> Brief: Reproduce all entries verbatim, with nothing added or dropped.

> Data provided:

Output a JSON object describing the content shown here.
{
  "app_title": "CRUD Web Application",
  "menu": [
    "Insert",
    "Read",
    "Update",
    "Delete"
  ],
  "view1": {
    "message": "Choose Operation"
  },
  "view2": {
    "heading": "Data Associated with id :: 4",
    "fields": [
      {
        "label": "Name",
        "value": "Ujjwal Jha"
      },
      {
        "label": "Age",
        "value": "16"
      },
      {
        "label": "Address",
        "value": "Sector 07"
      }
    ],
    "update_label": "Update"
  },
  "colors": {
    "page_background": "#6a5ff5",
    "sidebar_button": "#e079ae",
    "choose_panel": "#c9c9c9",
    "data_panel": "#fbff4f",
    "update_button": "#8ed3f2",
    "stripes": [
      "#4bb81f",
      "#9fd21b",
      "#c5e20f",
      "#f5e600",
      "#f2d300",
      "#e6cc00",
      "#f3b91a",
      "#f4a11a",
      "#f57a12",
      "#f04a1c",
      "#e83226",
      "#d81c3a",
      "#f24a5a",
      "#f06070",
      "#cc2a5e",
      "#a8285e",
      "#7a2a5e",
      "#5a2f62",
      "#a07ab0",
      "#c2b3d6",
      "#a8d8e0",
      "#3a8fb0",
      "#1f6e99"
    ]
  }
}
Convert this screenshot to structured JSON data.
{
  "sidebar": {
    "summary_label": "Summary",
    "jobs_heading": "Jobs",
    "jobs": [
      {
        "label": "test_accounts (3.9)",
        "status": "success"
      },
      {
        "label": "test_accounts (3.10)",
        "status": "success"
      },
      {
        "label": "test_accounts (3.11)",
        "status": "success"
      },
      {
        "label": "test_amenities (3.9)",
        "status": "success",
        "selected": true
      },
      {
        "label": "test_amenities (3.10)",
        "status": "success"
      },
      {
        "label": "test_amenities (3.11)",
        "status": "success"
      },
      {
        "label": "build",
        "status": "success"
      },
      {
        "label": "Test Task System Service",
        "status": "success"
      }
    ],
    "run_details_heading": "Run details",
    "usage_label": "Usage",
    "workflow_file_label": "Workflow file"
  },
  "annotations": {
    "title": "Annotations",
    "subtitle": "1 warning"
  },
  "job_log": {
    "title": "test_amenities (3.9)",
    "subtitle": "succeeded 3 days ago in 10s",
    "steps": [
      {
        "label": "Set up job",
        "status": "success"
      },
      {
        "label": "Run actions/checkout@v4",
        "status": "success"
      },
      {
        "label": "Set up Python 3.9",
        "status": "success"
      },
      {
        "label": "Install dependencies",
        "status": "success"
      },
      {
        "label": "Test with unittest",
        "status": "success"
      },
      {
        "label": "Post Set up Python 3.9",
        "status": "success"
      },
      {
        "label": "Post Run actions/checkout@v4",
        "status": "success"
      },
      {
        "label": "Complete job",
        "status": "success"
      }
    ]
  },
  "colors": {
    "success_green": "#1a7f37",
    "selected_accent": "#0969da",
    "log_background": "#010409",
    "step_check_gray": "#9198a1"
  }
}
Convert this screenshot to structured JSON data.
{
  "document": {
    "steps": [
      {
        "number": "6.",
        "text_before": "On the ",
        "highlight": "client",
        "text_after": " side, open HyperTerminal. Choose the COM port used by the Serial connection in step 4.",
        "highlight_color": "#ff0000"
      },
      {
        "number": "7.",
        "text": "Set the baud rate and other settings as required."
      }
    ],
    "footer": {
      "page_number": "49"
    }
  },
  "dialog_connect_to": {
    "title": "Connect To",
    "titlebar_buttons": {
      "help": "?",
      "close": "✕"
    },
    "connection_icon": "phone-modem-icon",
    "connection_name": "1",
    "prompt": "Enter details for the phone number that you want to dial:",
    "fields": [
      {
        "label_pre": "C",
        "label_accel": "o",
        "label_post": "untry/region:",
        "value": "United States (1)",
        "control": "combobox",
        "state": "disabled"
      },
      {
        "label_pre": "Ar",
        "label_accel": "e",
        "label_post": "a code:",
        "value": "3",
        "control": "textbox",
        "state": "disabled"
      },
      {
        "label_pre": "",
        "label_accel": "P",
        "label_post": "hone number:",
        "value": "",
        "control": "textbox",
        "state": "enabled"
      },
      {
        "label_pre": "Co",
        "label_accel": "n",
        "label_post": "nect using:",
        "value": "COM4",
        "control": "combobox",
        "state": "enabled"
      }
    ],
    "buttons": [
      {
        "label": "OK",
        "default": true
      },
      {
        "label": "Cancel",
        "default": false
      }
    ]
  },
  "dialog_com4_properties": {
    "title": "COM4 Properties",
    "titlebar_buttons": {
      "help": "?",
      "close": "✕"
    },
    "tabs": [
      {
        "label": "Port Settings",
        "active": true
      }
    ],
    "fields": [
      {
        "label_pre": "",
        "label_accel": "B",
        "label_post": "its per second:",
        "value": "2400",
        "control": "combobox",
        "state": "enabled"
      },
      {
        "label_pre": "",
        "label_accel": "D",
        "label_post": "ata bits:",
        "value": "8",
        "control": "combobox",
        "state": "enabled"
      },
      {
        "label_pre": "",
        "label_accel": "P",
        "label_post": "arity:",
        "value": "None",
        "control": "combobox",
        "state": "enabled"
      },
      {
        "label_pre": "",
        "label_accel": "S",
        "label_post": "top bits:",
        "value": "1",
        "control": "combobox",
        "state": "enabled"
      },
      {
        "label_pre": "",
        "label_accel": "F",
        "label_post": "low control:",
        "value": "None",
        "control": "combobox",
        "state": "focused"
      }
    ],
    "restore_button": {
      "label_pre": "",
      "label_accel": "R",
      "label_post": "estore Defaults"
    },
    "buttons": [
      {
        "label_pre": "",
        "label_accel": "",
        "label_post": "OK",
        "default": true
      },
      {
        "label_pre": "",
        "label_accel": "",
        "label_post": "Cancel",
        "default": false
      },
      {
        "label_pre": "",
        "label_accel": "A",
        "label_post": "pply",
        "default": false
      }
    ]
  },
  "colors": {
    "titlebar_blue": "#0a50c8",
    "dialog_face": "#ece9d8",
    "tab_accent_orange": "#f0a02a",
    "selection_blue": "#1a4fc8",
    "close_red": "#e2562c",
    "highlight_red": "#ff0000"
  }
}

> Reply to the exercise:
Output a JSON object describing the content shown here.
{
  "app_title": "CRUD Web Application",
  "menu": [
    "Insert",
    "Read",
    "Update",
    "Delete"
  ],
  "view1": {
    "message": "Choose Operation"
  },
  "view2": {
    "heading": "Data Associated with id :: 4",
    "fields": [
      {
        "label": "Name",
        "value": "Ujjwal Jha"
      },
      {
        "label": "Age",
        "value": "16"
      },
      {
        "label": "Address",
        "value": "Sector 07"
      }
    ],
    "update_label": "Update"
  },
  "colors": {
    "page_background": "#6a5ff5",
    "sidebar_button": "#e079ae",
    "choose_panel": "#c9c9c9",
    "data_panel": "#fbff4f",
    "update_button": "#8ed3f2",
    "stripes": [
      "#4bb81f",
      "#9fd21b",
      "#c5e20f",
      "#f5e600",
      "#f2d300",
      "#e6cc00",
      "#f3b91a",
      "#f4a11a",
      "#f57a12",
      "#f04a1c",
      "#e83226",
      "#d81c3a",
      "#f24a5a",
      "#f06070",
      "#cc2a5e",
      "#a8285e",
      "#7a2a5e",
      "#5a2f62",
      "#a07ab0",
      "#c2b3d6",
      "#a8d8e0",
      "#3a8fb0",
      "#1f6e99"
    ]
  }
}
Convert this screenshot to structured JSON data.
{
  "sidebar": {
    "summary_label": "Summary",
    "jobs_heading": "Jobs",
    "jobs": [
      {
        "label": "test_accounts (3.9)",
        "status": "success"
      },
      {
        "label": "test_accounts (3.10)",
        "status": "success"
      },
      {
        "label": "test_accounts (3.11)",
        "status": "success"
      },
      {
        "label": "test_amenities (3.9)",
        "status": "success",
        "selected": true
      },
      {
        "label": "test_amenities (3.10)",
        "status": "success"
      },
      {
        "label": "test_amenities (3.11)",
        "status": "success"
      },
      {
        "label": "build",
        "status": "success"
      },
      {
        "label": "Test Task System Service",
        "status": "success"
      }
    ],
    "run_details_heading": "Run details",
    "usage_label": "Usage",
    "workflow_file_label": "Workflow file"
  },
  "annotations": {
    "title": "Annotations",
    "subtitle": "1 warning"
  },
  "job_log": {
    "title": "test_amenities (3.9)",
    "subtitle": "succeeded 3 days ago in 10s",
    "steps": [
      {
        "label": "Set up job",
        "status": "success"
      },
      {
        "label": "Run actions/checkout@v4",
        "status": "success"
      },
      {
        "label": "Set up Python 3.9",
        "status": "success"
      },
      {
        "label": "Install dependencies",
        "status": "success"
      },
      {
        "label": "Test with unittest",
        "status": "success"
      },
      {
        "label": "Post Set up Python 3.9",
        "status": "success"
      },
      {
        "label": "Post Run actions/checkout@v4",
        "status": "success"
      },
      {
        "label": "Complete job",
        "status": "success"
      }
    ]
  },
  "colors": {
    "success_green": "#1a7f37",
    "selected_accent": "#0969da",
    "log_background": "#010409",
    "step_check_gray": "#9198a1"
  }
}
Convert this screenshot to structured JSON data.
{
  "document": {
    "steps": [
      {
        "number": "6.",
        "text_before": "On the ",
        "highlight": "client",
        "text_after": " side, open HyperTerminal. Choose the COM port used by the Serial connection in step 4.",
        "highlight_color": "#ff0000"
      },
      {
        "number": "7.",
        "text": "Set the baud rate and other settings as required."
      }
    ],
    "footer": {
      "page_number": "49"
    }
  },
  "dialog_connect_to": {
    "title": "Connect To",
    "titlebar_buttons": {
      "help": "?",
      "close": "✕"
    },
    "connection_icon": "phone-modem-icon",
    "connection_name": "1",
    "prompt": "Enter details for the phone number that you want to dial:",
    "fields": [
      {
        "label_pre": "C",
        "label_accel": "o",
        "label_post": "untry/region:",
        "value": "United States (1)",
        "control": "combobox",
        "state": "disabled"
      },
      {
        "label_pre": "Ar",
        "label_accel": "e",
        "label_post": "a code:",
        "value": "3",
        "control": "textbox",
        "state": "disabled"
      },
      {
        "label_pre": "",
        "label_accel": "P",
        "label_post": "hone number:",
        "value": "",
        "control": "textbox",
        "state": "enabled"
      },
      {
        "label_pre": "Co",
        "label_accel": "n",
        "label_post": "nect using:",
        "value": "COM4",
        "control": "combobox",
        "state": "enabled"
      }
    ],
    "buttons": [
      {
        "label": "OK",
        "default": true
      },
      {
        "label": "Cancel",
        "default": false
      }
    ]
  },
  "dialog_com4_properties": {
    "title": "COM4 Properties",
    "titlebar_buttons": {
      "help": "?",
      "close": "✕"
    },
    "tabs": [
      {
        "label": "Port Settings",
        "active": true
      }
    ],
    "fields": [
      {
        "label_pre": "",
        "label_accel": "B",
        "label_post": "its per second:",
        "value": "2400",
        "control": "combobox",
        "state": "enabled"
      },
      {
        "label_pre": "",
        "label_accel": "D",
        "label_post": "ata bits:",
        "value": "8",
        "control": "combobox",
        "state": "enabled"
      },
      {
        "label_pre": "",
        "label_accel": "P",
        "label_post": "arity:",
        "value": "None",
        "control": "combobox",
        "state": "enabled"
      },
      {
        "label_pre": "",
        "label_accel": "S",
        "label_post": "top bits:",
        "value": "1",
        "control": "combobox",
        "state": "enabled"
      },
      {
        "label_pre": "",
        "label_accel": "F",
        "label_post": "low control:",
        "value": "None",
        "control": "combobox",
        "state": "focused"
      }
    ],
    "restore_button": {
      "label_pre": "",
      "label_accel": "R",
      "label_post": "estore Defaults"
    },
    "buttons": [
      {
        "label_pre": "",
        "label_accel": "",
        "label_post": "OK",
        "default": true
      },
      {
        "label_pre": "",
        "label_accel": "",
        "label_post": "Cancel",
        "default": false
      },
      {
        "label_pre": "",
        "label_accel": "A",
        "label_post": "pply",
        "default": false
      }
    ]
  },
  "colors": {
    "titlebar_blue": "#0a50c8",
    "dialog_face": "#ece9d8",
    "tab_accent_orange": "#f0a02a",
    "selection_blue": "#1a4fc8",
    "close_red": "#e2562c",
    "highlight_red": "#ff0000"
  }
}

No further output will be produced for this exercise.